• _What is needed_: Scan the listing and copy each line where the word "globe" is present.
---- Data to examine
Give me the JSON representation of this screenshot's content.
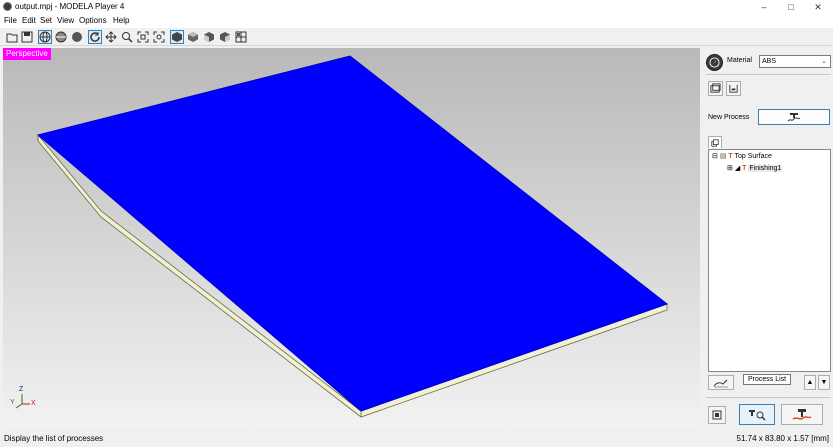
{
  "window": {
    "title": "output.mpj - MODELA Player 4",
    "minimize": "–",
    "maximize": "□",
    "close": "✕"
  },
  "menu": [
    "File",
    "Edit",
    "Set",
    "View",
    "Options",
    "Help"
  ],
  "toolbar": {
    "buttons": [
      {
        "name": "new-file-icon",
        "active": false
      },
      {
        "name": "save-icon",
        "active": false
      },
      {
        "name": "wireframe-globe-icon",
        "active": true
      },
      {
        "name": "shaded-globe-icon",
        "active": false
      },
      {
        "name": "sphere-icon",
        "active": false
      },
      {
        "name": "rotate-icon",
        "active": true
      },
      {
        "name": "pan-icon",
        "active": false
      },
      {
        "name": "zoom-icon",
        "active": false
      },
      {
        "name": "zoom-fit-icon",
        "active": false
      },
      {
        "name": "zoom-window-icon",
        "active": false
      },
      {
        "name": "view-perspective-icon",
        "active": true
      },
      {
        "name": "view-top-icon",
        "active": false
      },
      {
        "name": "view-front-icon",
        "active": false
      },
      {
        "name": "view-side-icon",
        "active": false
      },
      {
        "name": "view-multi-icon",
        "active": false
      }
    ]
  },
  "viewport": {
    "label": "Perspective",
    "plate_color": "#0000ff",
    "background_top": "#b9b9b9",
    "axis_labels": {
      "z": "Z",
      "y": "Y",
      "x": "X"
    }
  },
  "panel": {
    "material_label": "Material",
    "material_value": "ABS",
    "new_process_label": "New Process",
    "tree": [
      {
        "label": "Top Surface",
        "expander": "⊟"
      },
      {
        "label": "Finishing1",
        "expander": "⊞"
      }
    ],
    "tooltip": "Process List"
  },
  "status": {
    "message": "Display the list of processes",
    "dimensions": "51.74 x 83.80 x 1.57 [mm]"
  }
}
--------
• _Answer to this problem_:
        "name": "wireframe-globe-icon",
        "name": "shaded-globe-icon",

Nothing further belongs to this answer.